Identifier: dcpl_dcohc035_02.wav

Scope and Contents

From the Collection:

D.C. Oral History Collaborative (DCOHC) is a citywide initiative to train community members in oral history skills, fund new and ongoing oral history projects, connect volunteers with oral history projects, and publicize existing oral history collections. DCOHC is a project of DC Public Library, HumanitiesDC, and the Historical Society of Washington, D.C. This collection contains oral history interviews, transcripts, and indexes produced by DCOHC grantees.


  • Creation: 2020-10-01


Language of Materials


Biographical / Historical

Barbara Morgan (born 1930s) is a second-generation Washingtonian and a well-known community activist. She comes from a long line of Black educators and proudly navigated her distinguished career from starting as a public school teacher to ending up serving in the Democratic National Committee. She was married in 1959 and moved into the Ft. Dupont Park/Penn Branch Community in 1962. At that time the neighborhood was a majority-white enclave. The Morgan family experienced hostility as they, and other African American professionals began to integrate the neighborhood. She has witnessed a lot of change in Washington, DC. However, her strong sense of civic duty has kept her actively engaged in the community affairs for more than 50 years


From the Collection: 1.13 Terabytes


Barbara Morgan is a second-generation Washingtonian and a well-known community activist. In her interview, she shares her extraordinary family history and her early experiences growing up in Northwest quadrants of Washington, DC during the 1940s and 1950s, during segregation. Barbara moved into Penn Branch approximately one year after she married her husband in 1962. The neighborhood was then known as Ft. Dupont Park. However, she explains how the name of the neighborhood was changed out of resistance to integration, as more Black professionals began to move into the neighborhood. She describes the racial hostility that she and her family endured from her neighbors and how she has remained a civically active in the community for over 50 years.

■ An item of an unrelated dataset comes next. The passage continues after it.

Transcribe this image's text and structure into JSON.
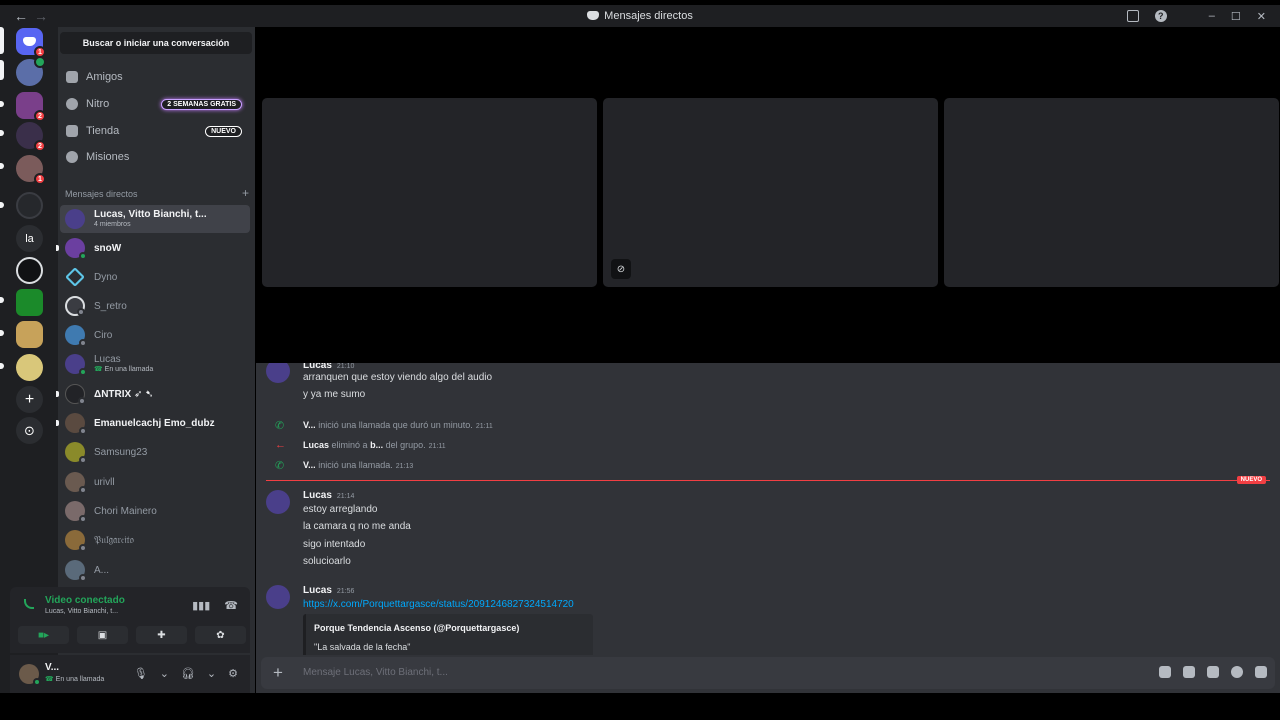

Repository Details

Part of the The People's Archive, Martin Luther King, Jr. Memorial Library Repository

901 G Street NW
4th Floor East
Washington DC 20001